Poncho Peligroso’s “the romantic”

                Poncho Peligroso is a poet worth blogging about. Besides working tirelessly in his newly appointed position of 2011 Poet Laureate he managed to come out with a book called “the romantic”. At 10,000 words, this is the largest offering of Poncho I’ve ever seen, a gathering of some of Poncho’s previous poems. Usually I get smaller portions. But the main question should be: Is “the romantic” good? Having read this book a few times, I can answer with a resounding yes. 

                The book is structured in an emotional way. Besides his humorous poems you’re treated to some extremely personal, anxious and oftentimes sad poems dedicated to an unknown girl. Whoever this girl is must be someone the narrator cares deeply about and perhaps even loves, hence the title. Some of the saddest ones involve the pains of distance, of moving away, and of finding out exactly how to care about other people. Common themes running throughout the poetry book include paranoia, humorous violence (in absurd chaos fashions involving personal hygiene and boners, boner chaos if you will), death, geography, love, beauty, and the emotional attachment that comes with the internet. 

                My favorite poems are those which effectively create an implied space or story. In poems like “watching you type” you get the feeling of an entire story behind these few interactions. Little lines reference what may or may not be a relationship. By not explicitly stating it the reader can make their own inference into what the poem is trying to convey. Towards the end of “the romantic” the humor is stripped away to a large degree revealing its heart. Reading the final poem entitled “the romantic” I peered into Poncho’s past, not as a poet, but as a person. It chronicled his evolution into the poet, the same one I wrote about months ago, about how he was a person who had just discovered himself. Upon finishing this chapbook I stand by that earlier statement: he has found himself in this language.

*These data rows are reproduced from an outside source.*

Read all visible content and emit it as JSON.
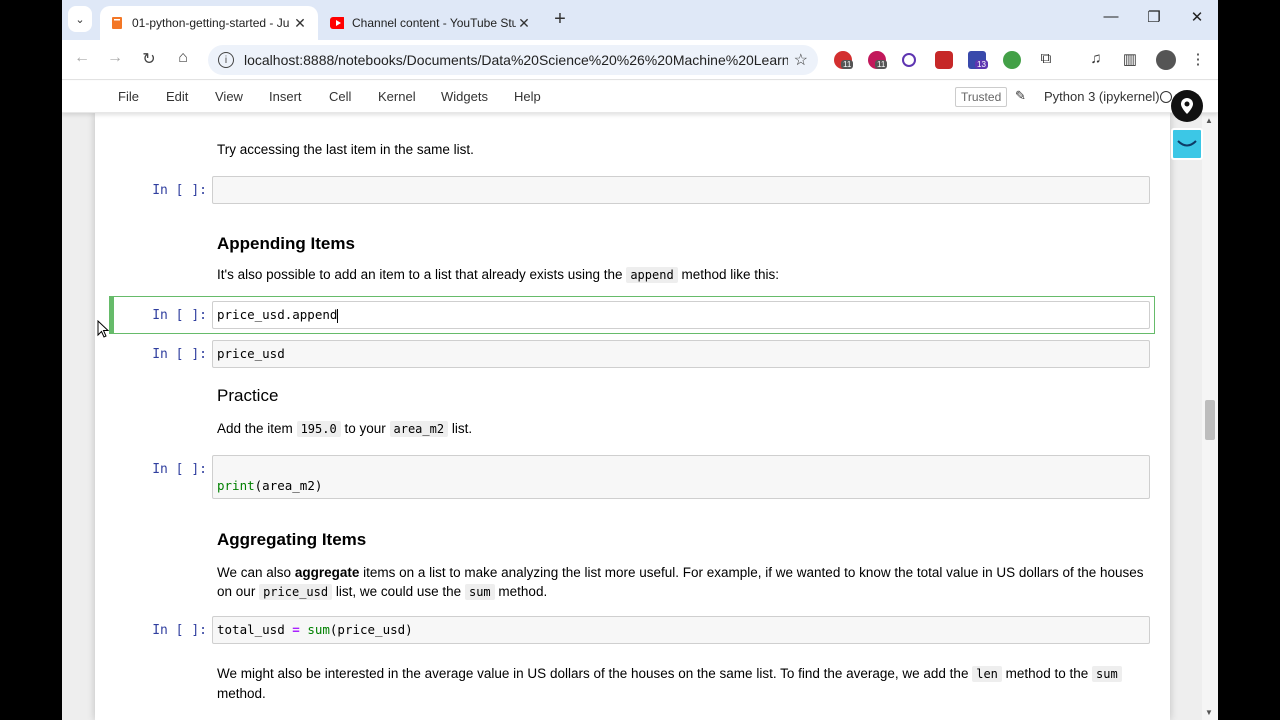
{
  "browser": {
    "tabs": [
      {
        "title": "01-python-getting-started - Ju",
        "active": true
      },
      {
        "title": "Channel content - YouTube Stu",
        "active": false
      }
    ],
    "url": "localhost:8888/notebooks/Documents/Data%20Science%20%26%20Machine%20Learning(...",
    "ext_badges": [
      "11",
      "11",
      "13"
    ]
  },
  "jupyter": {
    "menu": [
      "File",
      "Edit",
      "View",
      "Insert",
      "Cell",
      "Kernel",
      "Widgets",
      "Help"
    ],
    "trusted": "Trusted",
    "kernel": "Python 3 (ipykernel)"
  },
  "cells": {
    "p_last": "Try accessing the last item in the same list.",
    "prompt": "In [ ]:",
    "h_append": "Appending Items",
    "p_append_1": "It's also possible to add an item to a list that already exists using the",
    "p_append_code": "append",
    "p_append_2": "method like this:",
    "c_append": "price_usd.append",
    "c_price": "price_usd",
    "h_practice": "Practice",
    "p_practice_1": "Add the item",
    "p_practice_code1": "195.0",
    "p_practice_2": "to your",
    "p_practice_code2": "area_m2",
    "p_practice_3": "list.",
    "c_print_fn": "print",
    "c_print_args": "(area_m2)",
    "h_agg": "Aggregating Items",
    "p_agg_1": "We can also",
    "p_agg_bold": "aggregate",
    "p_agg_2": "items on a list to make analyzing the list more useful. For example, if we wanted to know the total value in US dollars of the houses on",
    "p_agg_3": "our",
    "p_agg_code1": "price_usd",
    "p_agg_4": "list, we could use the",
    "p_agg_code2": "sum",
    "p_agg_5": "method.",
    "c_total_a": "total_usd",
    "c_total_op": "=",
    "c_total_fn": "sum",
    "c_total_args": "(price_usd)",
    "p_avg_1": "We might also be interested in the average value in US dollars of the houses on the same list. To find the average, we add the",
    "p_avg_code1": "len",
    "p_avg_2": "method to the",
    "p_avg_code2": "sum",
    "p_avg_3": "method."
  }
}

                I laughed and had tears well up a little bit. This may be due how much of this applies to me: I’m leaving the state I grew up in, much like Poncho is leaving the house he lived in for most of his life. We’re both traveling to new places. Even the way he writes about love is how I would like to if I could. But I’m not sure if I could.

                You may not know this due to a lack of Podcasts but I’m an even-tempered sloth rare to show any glimpses of ‘genuine emotion’. Lately I’ve begun to experience this emotion commonly known as ‘love’. Actually I’m not certain if I’m doing it right: oftentimes I can’t speak, despite being perfectly articulate. I feel it is tough for me to say exactly what I mean, to cut through all these words to a few, simple direct phrases. Oftentimes I feel our language limits us by providing so many options. We skirt around the words we want to say rather than use those direct, easily definable ones. Sometimes I’m asked a question an extremely personal one and I can’t answer. My eyes dart, I don’t want her to see my tears welling up. My voice stays silent; I can’t have my voice crack. Staying silent allows me to retain the idea in my mind that I’m macho, something that I’m definitely not via reality. Finally, once I answer and have my voice nearly crack from the emotional pressure I immediately go in for a hug and press my face against her shoulder. I love that hug. I love that person. They can’t see my tears rolling down my face. Better they feel them on their shoulder. After they hug back I know they understand, like they said ‘yes’ but with a physical confirmation. 

                “the romantic” makes me realize I’m not alone in feeling this way. Poncho cuts through all the circular speaking we employ in our day to day lives. Often this direct language can be extremely powerful, ungarnished by superfluous words. It can be difficult to read, harder to write. When writing it is hard to be honest with oneself but Poncho is perhaps one of the most honest writers I’ve read in quite some time. It’s a beautiful book.